◆ **Exercise objective**: Every line containing the word "title" must be pulled from the records.

Data items:
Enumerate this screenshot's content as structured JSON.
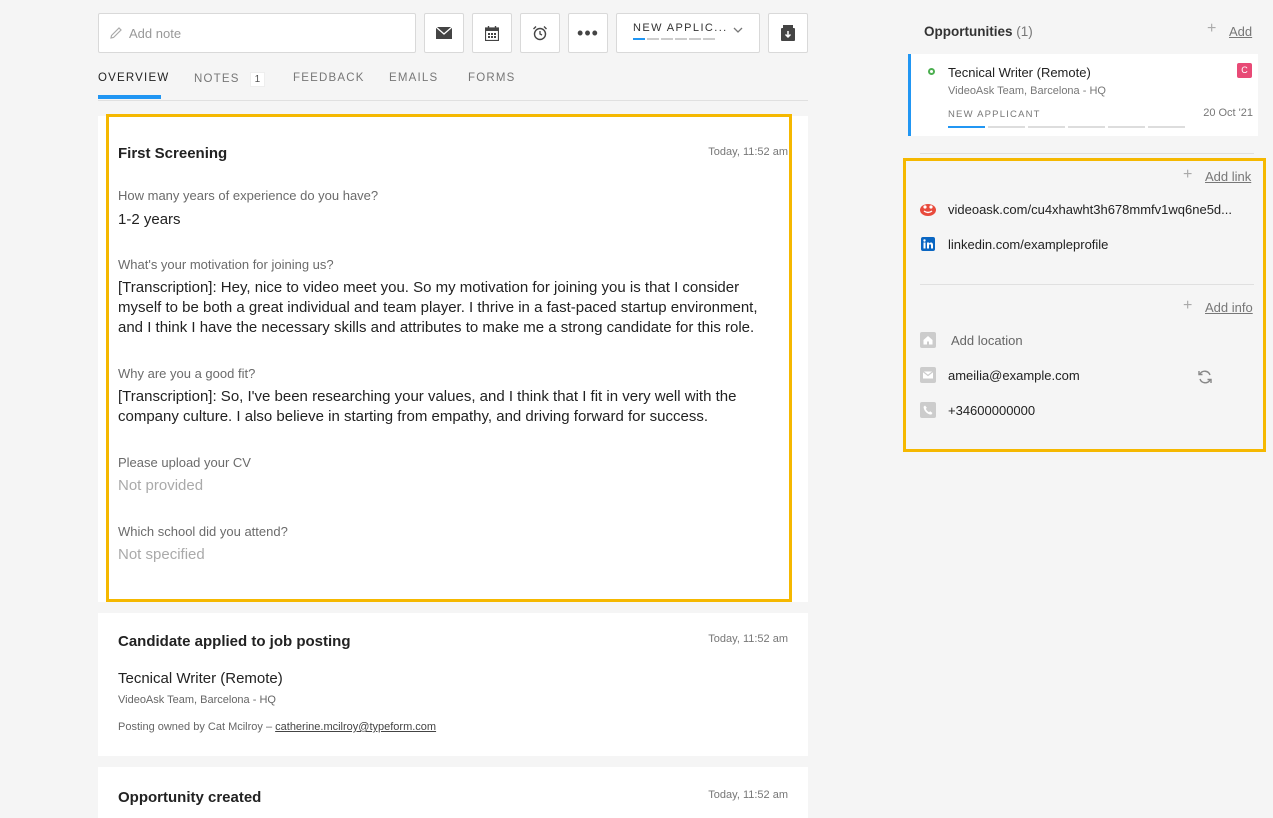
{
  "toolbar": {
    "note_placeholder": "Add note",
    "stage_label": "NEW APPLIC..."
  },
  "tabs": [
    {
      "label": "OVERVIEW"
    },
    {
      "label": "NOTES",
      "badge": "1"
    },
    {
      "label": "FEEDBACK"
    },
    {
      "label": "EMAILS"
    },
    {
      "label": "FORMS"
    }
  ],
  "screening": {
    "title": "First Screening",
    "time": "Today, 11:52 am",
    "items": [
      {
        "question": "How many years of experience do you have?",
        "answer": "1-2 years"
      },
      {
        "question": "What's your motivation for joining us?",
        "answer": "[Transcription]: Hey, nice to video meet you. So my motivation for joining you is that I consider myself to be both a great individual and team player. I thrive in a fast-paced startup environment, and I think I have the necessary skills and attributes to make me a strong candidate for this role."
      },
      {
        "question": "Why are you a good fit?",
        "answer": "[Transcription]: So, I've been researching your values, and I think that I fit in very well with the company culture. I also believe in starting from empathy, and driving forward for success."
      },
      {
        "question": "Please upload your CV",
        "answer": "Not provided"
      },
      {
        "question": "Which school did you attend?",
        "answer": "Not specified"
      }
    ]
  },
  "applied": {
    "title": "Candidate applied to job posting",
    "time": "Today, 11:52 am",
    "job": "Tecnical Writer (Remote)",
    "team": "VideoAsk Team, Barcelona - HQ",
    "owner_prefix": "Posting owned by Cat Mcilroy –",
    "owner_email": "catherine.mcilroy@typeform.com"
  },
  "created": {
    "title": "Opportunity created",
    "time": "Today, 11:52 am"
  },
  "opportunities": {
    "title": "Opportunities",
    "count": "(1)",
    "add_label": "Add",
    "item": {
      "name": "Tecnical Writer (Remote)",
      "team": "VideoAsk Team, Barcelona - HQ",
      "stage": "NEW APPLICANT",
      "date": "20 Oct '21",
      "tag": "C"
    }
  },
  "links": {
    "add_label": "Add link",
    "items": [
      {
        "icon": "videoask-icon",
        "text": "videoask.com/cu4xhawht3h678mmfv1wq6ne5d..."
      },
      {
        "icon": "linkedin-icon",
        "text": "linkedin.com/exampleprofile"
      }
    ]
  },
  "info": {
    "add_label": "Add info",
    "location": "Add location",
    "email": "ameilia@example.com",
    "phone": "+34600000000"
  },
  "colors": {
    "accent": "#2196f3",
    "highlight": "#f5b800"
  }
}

◆ **Written response**:
    "title": "First Screening",
    "title": "Candidate applied to job posting",
    "title": "Opportunity created",
    "title": "Opportunities",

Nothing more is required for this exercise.